Are you left or right brained? Which Frozen character are you? ISTJ? Myers-Briggs? Wait, who is Carl Jung? Are you just a Hagrid in a Hermione world?
If you haven’t noticed the Buzzfeed quizzes plaguing your Facebook timeline as of late, you’ve at least had your share of personality tests doled out by past middle school teachers or camp counselors.
I was given my first career aptitude test in the seventh grade. It said I would really thrive in masonry. Yes, a bricklayer (I won’t even try to make a joke here about the 12 percent decline in journalism jobs every year).
I don’t want to diminish the accuracy of these tests. There are decades of studies and psychologists backing them (excluding Buzzfeed). My friends and I love taking them, then pretending to be psychologists ourselves.
No matter how far-fetched or too-close-to-home the results of these quizzes and tests are, we keep taking them – but why? In hopes that some computer algorithm can use our likes and dislikes to tell us something we didn’t know about ourselves?
I think it’s about more than just seeking some introspection. We like them because they slice a complicated world into tiny parts. It’s more comfortable to face our faults when they’re chalked up to our God-given personality traits. Reducing complicated relationships to six movie characters makes them easier to swallow. And it’s easier for someone to tell me I should be a bricklayer than to chase a crazy, improbable dream job.

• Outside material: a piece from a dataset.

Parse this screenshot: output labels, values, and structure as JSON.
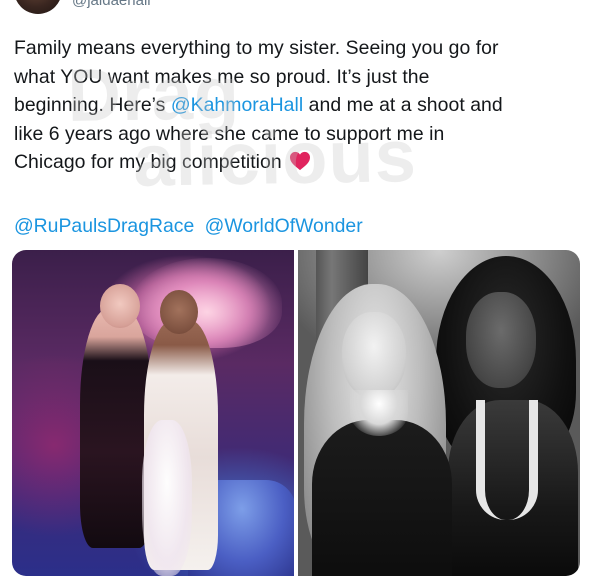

Ideally, you could match yourself to the right job and the right people, all from the comfort of your own computer screen. Why should you have to wade through all the bad ones first? Alas, life is harder than a personality test. It’s also a lot more accurate.